England has a well-established housing crisis. In 2018, there were over 1 million households on social housing waiting lists in England and Shelter has estimated that over three million additional homes need to be built, in order to meet demand over the coming two decades.
The “Right to Buy” scheme, introduced in 1980, has helped a significant group of council tenants to buy their homes, through offering significant discounts to commercial pricing. It has also proven very popular and (therefore), hard to abolish. However, it has not incentivised councils to increase housing stocks. Instead, between the 1970s and 2010s, local authority house building fell from hundreds of thousands per year to just thousands. This has made it all but impossible to meet England’s housing needs, particularly for people on low income, in turn causing the cost of housing benefit to rise to £22 billion.
In order to address these problems, “Right to Buy” could be redesigned, so that tenants do not have an absolute right to buy their homes after three years, but rather a “Right to Apply”. This would work as follows:
Tenants could apply to buy their council home, with much the same requirements as are currently in place. However, after applying, they would not immediately be able to complete the purchase. Instead, they would be placed on a waiting list (similar to the existing waiting lists for access to council housing). They would only be able to complete the purchase after the local authority had brought into use new housing, with capacity of at least one additional bedroom, thereby increasing overall housing stock, and modernising it at the same time. Once this requirement was met, the tenant’s property would be released for sale, and the next tenant would move to the top of the list.
For example, if the tenant wanted to buy their two-bed property, the council would need to complete at least three beds worth of property, which could remain part of the local authority housing stock. This could be formed of one three bed property, or a two bed and a one bed, or three single bed properties (or more), dependent on local need and in line with local housing plans. Any single new property could, if sufficiently large, count towards releasing multiple older properties for sale (so that local authorities were not disincentivised from building larger properties where those are needed).
In order to provide the finance necessary, local authorities would need greater powers to borrow money for capital investment. In an era of near-zero interest rates, this would be entirely affordable.
Finally, in order to prevent the build-up of long “Right to Apply” waiting lists, there would be both a “carrot” and a “stick”. The “carrot” is simple – local authorities would be able to retain all receipts for the sale of properties. The “stick” is more complex – a threshold would need to be set for the length of the waiting list, based on prevailing rates of “Right to Buy” sales in the local authority. When the list exceeded that level in any given year, the authority would be fined a certain amount, in proportion to the scale of the threshold breach.
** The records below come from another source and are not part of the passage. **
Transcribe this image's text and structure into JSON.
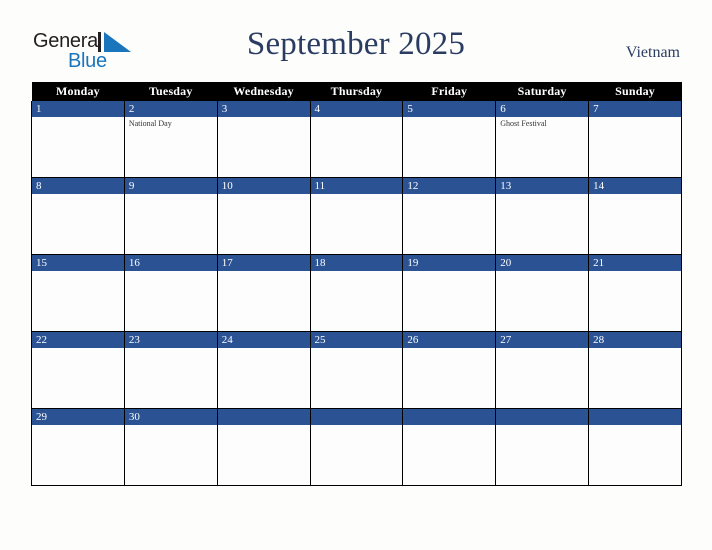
{
  "brand": {
    "name_part1": "General",
    "name_part2": "Blue",
    "triangle_icon": "blue-triangle-icon",
    "colors": {
      "dark": "#231f20",
      "blue": "#1b75bc"
    }
  },
  "header": {
    "title": "September 2025",
    "country": "Vietnam",
    "title_color": "#2b3c63"
  },
  "calendar": {
    "header_background": "#000000",
    "date_bar_color": "#2b5394",
    "cell_background": "#fdfdfd",
    "weekday_headers": [
      "Monday",
      "Tuesday",
      "Wednesday",
      "Thursday",
      "Friday",
      "Saturday",
      "Sunday"
    ],
    "weeks": [
      [
        {
          "day": "1",
          "events": []
        },
        {
          "day": "2",
          "events": [
            "National Day"
          ]
        },
        {
          "day": "3",
          "events": []
        },
        {
          "day": "4",
          "events": []
        },
        {
          "day": "5",
          "events": []
        },
        {
          "day": "6",
          "events": [
            "Ghost Festival"
          ]
        },
        {
          "day": "7",
          "events": []
        }
      ],
      [
        {
          "day": "8",
          "events": []
        },
        {
          "day": "9",
          "events": []
        },
        {
          "day": "10",
          "events": []
        },
        {
          "day": "11",
          "events": []
        },
        {
          "day": "12",
          "events": []
        },
        {
          "day": "13",
          "events": []
        },
        {
          "day": "14",
          "events": []
        }
      ],
      [
        {
          "day": "15",
          "events": []
        },
        {
          "day": "16",
          "events": []
        },
        {
          "day": "17",
          "events": []
        },
        {
          "day": "18",
          "events": []
        },
        {
          "day": "19",
          "events": []
        },
        {
          "day": "20",
          "events": []
        },
        {
          "day": "21",
          "events": []
        }
      ],
      [
        {
          "day": "22",
          "events": []
        },
        {
          "day": "23",
          "events": []
        },
        {
          "day": "24",
          "events": []
        },
        {
          "day": "25",
          "events": []
        },
        {
          "day": "26",
          "events": []
        },
        {
          "day": "27",
          "events": []
        },
        {
          "day": "28",
          "events": []
        }
      ],
      [
        {
          "day": "29",
          "events": []
        },
        {
          "day": "30",
          "events": []
        },
        {
          "day": "",
          "events": []
        },
        {
          "day": "",
          "events": []
        },
        {
          "day": "",
          "events": []
        },
        {
          "day": "",
          "events": []
        },
        {
          "day": "",
          "events": []
        }
      ]
    ]
  }
}
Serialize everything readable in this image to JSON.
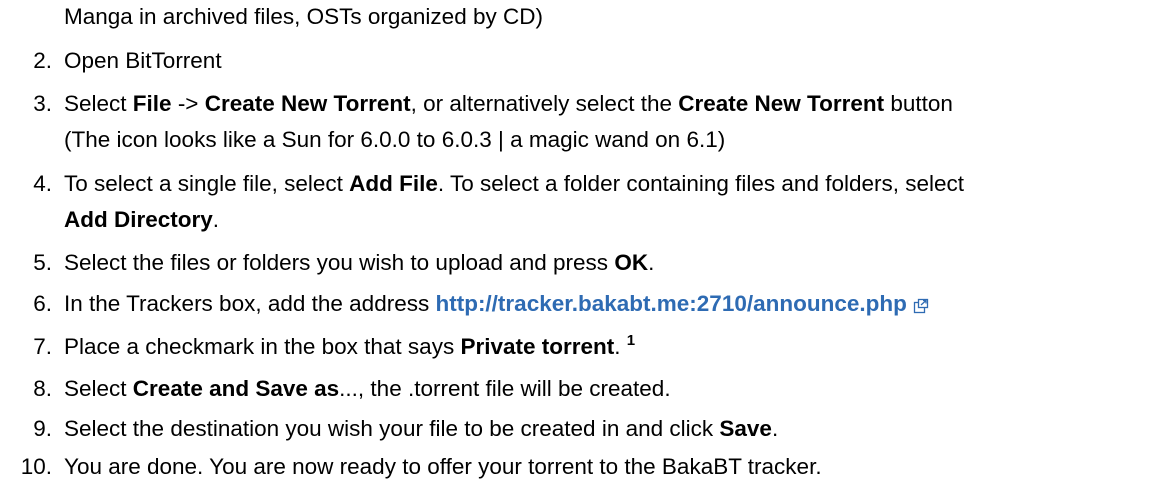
{
  "intro_continuation": "Manga in archived files, OSTs organized by CD)",
  "steps": [
    {
      "number": "2.",
      "text": "Open BitTorrent"
    },
    {
      "number": "3.",
      "t1": "Select ",
      "b1": "File",
      "t2": " -> ",
      "b2": "Create New Torrent",
      "t3": ", or alternatively select the ",
      "b3": "Create New Torrent",
      "t4": " button",
      "line2": "(The icon looks like a Sun for 6.0.0 to 6.0.3 | a magic wand on 6.1)"
    },
    {
      "number": "4.",
      "t1": "To select a single file, select ",
      "b1": "Add File",
      "t2": ". To select a folder containing files and folders, select",
      "b2": "Add Directory",
      "t3": "."
    },
    {
      "number": "5.",
      "t1": "Select the files or folders you wish to upload and press ",
      "b1": "OK",
      "t2": "."
    },
    {
      "number": "6.",
      "t1": "In the Trackers box, add the address ",
      "link": "http://tracker.bakabt.me:2710/announce.php"
    },
    {
      "number": "7.",
      "t1": "Place a checkmark in the box that says ",
      "b1": "Private torrent",
      "t2": ". ",
      "sup": "1"
    },
    {
      "number": "8.",
      "t1": "Select ",
      "b1": "Create and Save as",
      "t2": "..., the .torrent file will be created."
    },
    {
      "number": "9.",
      "t1": "Select the destination you wish your file to be created in and click ",
      "b1": "Save",
      "t2": "."
    },
    {
      "number": "10.",
      "t1": "You are done. You are now ready to offer your torrent to the BakaBT tracker."
    }
  ],
  "icons": {
    "external_link": "external-link-icon"
  },
  "colors": {
    "link": "#2e6bb3",
    "text": "#000000"
  }
}
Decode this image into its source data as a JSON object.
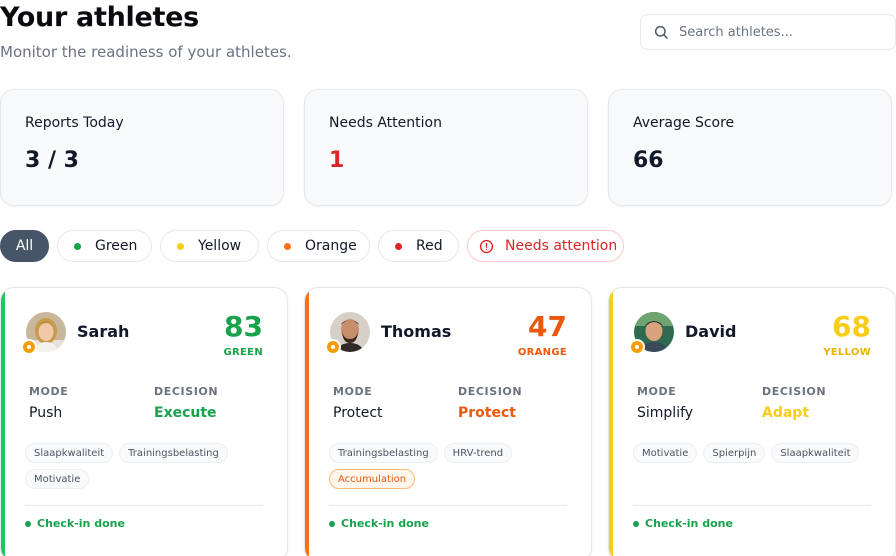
{
  "header": {
    "title": "Your athletes",
    "subtitle": "Monitor the readiness of your athletes."
  },
  "search": {
    "placeholder": "Search athletes...",
    "icon": "search-icon"
  },
  "stats": [
    {
      "label": "Reports Today",
      "value": "3 / 3"
    },
    {
      "label": "Needs Attention",
      "value": "1",
      "color": "#dc2626"
    },
    {
      "label": "Average Score",
      "value": "66"
    }
  ],
  "filters": [
    {
      "label": "All",
      "active": true
    },
    {
      "label": "Green",
      "color": "#16a34a"
    },
    {
      "label": "Yellow",
      "color": "#facc15"
    },
    {
      "label": "Orange",
      "color": "#f97316"
    },
    {
      "label": "Red",
      "color": "#dc2626"
    },
    {
      "label": "Needs attention",
      "icon": "alert-circle-icon",
      "color": "#dc2626"
    }
  ],
  "labels": {
    "mode": "MODE",
    "decision": "DECISION",
    "checkin": "Check-in done"
  },
  "athletes": [
    {
      "name": "Sarah",
      "score": "83",
      "status": "GREEN",
      "status_color": "#16a34a",
      "mode": "Push",
      "decision": "Execute",
      "tags": [
        "Slaapkwaliteit",
        "Trainingsbelasting",
        "Motivatie"
      ]
    },
    {
      "name": "Thomas",
      "score": "47",
      "status": "ORANGE",
      "status_color": "#ea580c",
      "mode": "Protect",
      "decision": "Protect",
      "tags": [
        "Trainingsbelasting",
        "HRV-trend"
      ],
      "warning_tag": "Accumulation"
    },
    {
      "name": "David",
      "score": "68",
      "status": "YELLOW",
      "status_color": "#facc15",
      "mode": "Simplify",
      "decision": "Adapt",
      "tags": [
        "Motivatie",
        "Spierpijn",
        "Slaapkwaliteit"
      ]
    }
  ]
}
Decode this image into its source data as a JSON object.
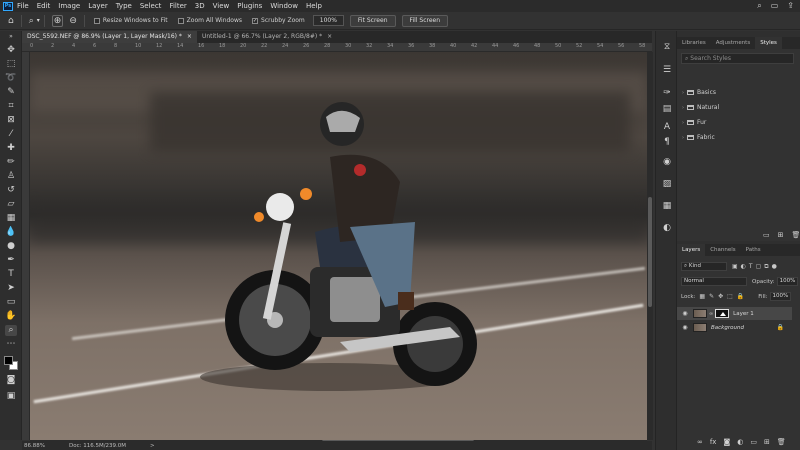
{
  "app": {
    "logo": "Ps"
  },
  "menu": [
    "File",
    "Edit",
    "Image",
    "Layer",
    "Type",
    "Select",
    "Filter",
    "3D",
    "View",
    "Plugins",
    "Window",
    "Help"
  ],
  "menu_right_icons": [
    "search-icon",
    "workspace-icon",
    "share-icon"
  ],
  "options_bar": {
    "zoom_percent_caret": "▾",
    "resize_windows": "Resize Windows to Fit",
    "zoom_all": "Zoom All Windows",
    "scrubby_zoom": "Scrubby Zoom",
    "zoom_value": "100%",
    "fit_screen": "Fit Screen",
    "fill_screen": "Fill Screen"
  },
  "tabs": [
    {
      "title": "DSC_5592.NEF @ 86.9% (Layer 1, Layer Mask/16) *",
      "close": "×",
      "active": true
    },
    {
      "title": "Untitled-1 @ 66.7% (Layer 2, RGB/8#) *",
      "close": "×",
      "active": false
    }
  ],
  "ruler_ticks": [
    "0",
    "2",
    "4",
    "6",
    "8",
    "10",
    "12",
    "14",
    "16",
    "18",
    "20",
    "22",
    "24",
    "26",
    "28",
    "30",
    "32",
    "34",
    "36",
    "38",
    "40",
    "42",
    "44",
    "46",
    "48",
    "50",
    "52",
    "54",
    "56",
    "58"
  ],
  "status": {
    "zoom": "86.88%",
    "doc": "Doc: 116.5M/239.0M",
    "arrow": ">"
  },
  "top_panel": {
    "tabs": [
      "Libraries",
      "Adjustments",
      "Styles"
    ],
    "active_tab": "Styles",
    "search_placeholder": "Search Styles",
    "folders": [
      "Basics",
      "Natural",
      "Fur",
      "Fabric"
    ]
  },
  "layers_panel": {
    "tabs": [
      "Layers",
      "Channels",
      "Paths"
    ],
    "active_tab": "Layers",
    "filter_kind": "Kind",
    "blend_mode": "Normal",
    "opacity_label": "Opacity:",
    "opacity_value": "100%",
    "lock_label": "Lock:",
    "fill_label": "Fill:",
    "fill_value": "100%",
    "layers": [
      {
        "name": "Layer 1",
        "selected": true,
        "has_mask": true
      },
      {
        "name": "Background",
        "selected": false,
        "has_mask": false,
        "locked": true
      }
    ],
    "footer_icons": [
      "link-icon",
      "fx-icon",
      "mask-icon",
      "adjustment-icon",
      "group-icon",
      "new-layer-icon",
      "trash-icon"
    ]
  },
  "colors": {
    "accent": "#31a8ff",
    "foreground": "#000000",
    "background": "#ffffff"
  }
}
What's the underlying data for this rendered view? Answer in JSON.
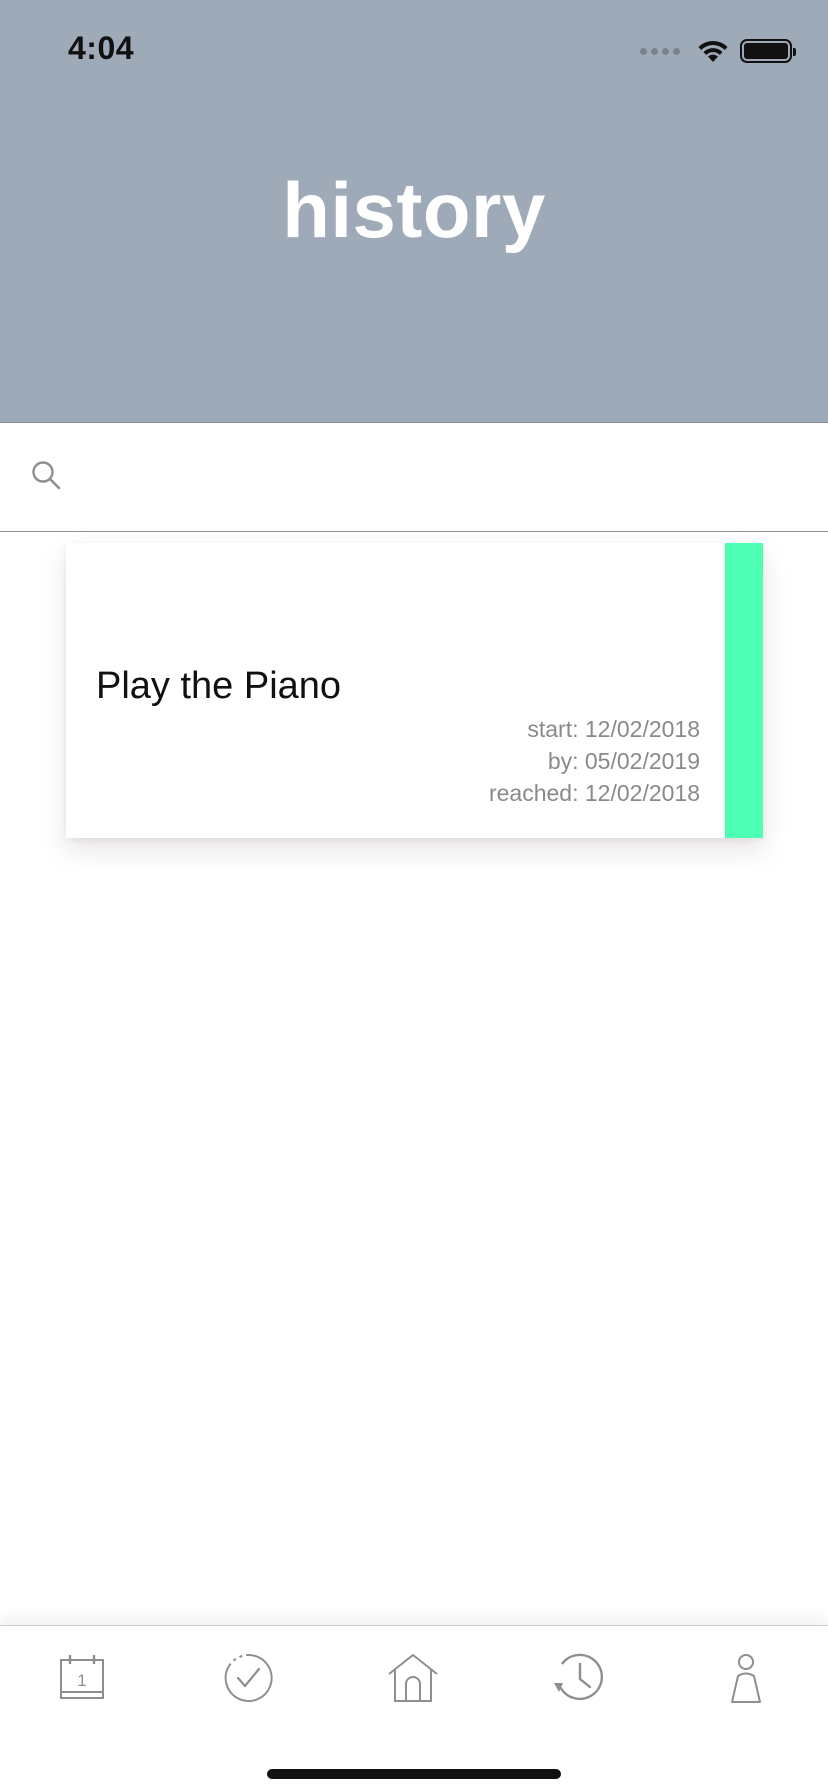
{
  "status_bar": {
    "time": "4:04"
  },
  "header": {
    "title": "history",
    "background_color": "#9eaab8"
  },
  "search": {
    "placeholder": "",
    "value": ""
  },
  "goals": [
    {
      "title": "Play the Piano",
      "start": "start: 12/02/2018",
      "by": "by: 05/02/2019",
      "reached": "reached: 12/02/2018",
      "accent_color": "#4cffb3"
    }
  ],
  "tab_bar": {
    "tabs": [
      {
        "icon": "calendar-icon",
        "calendar_day": "1"
      },
      {
        "icon": "check-circle-icon"
      },
      {
        "icon": "home-icon"
      },
      {
        "icon": "history-clock-icon"
      },
      {
        "icon": "person-icon"
      }
    ]
  }
}
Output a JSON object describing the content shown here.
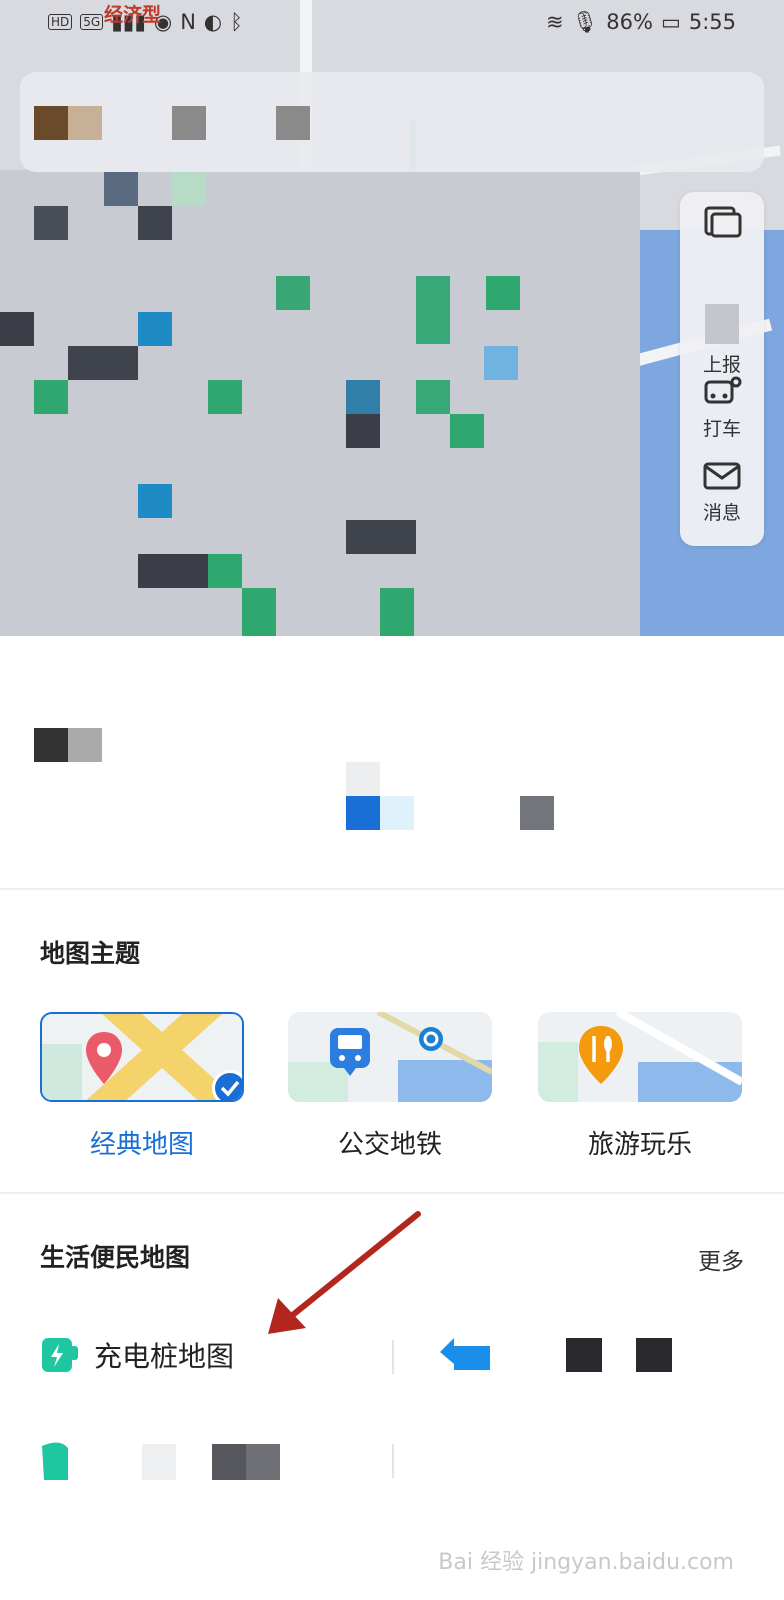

Taken together, these reforms might be realistic, practical in policy terms and achievable in political terms. Maybe.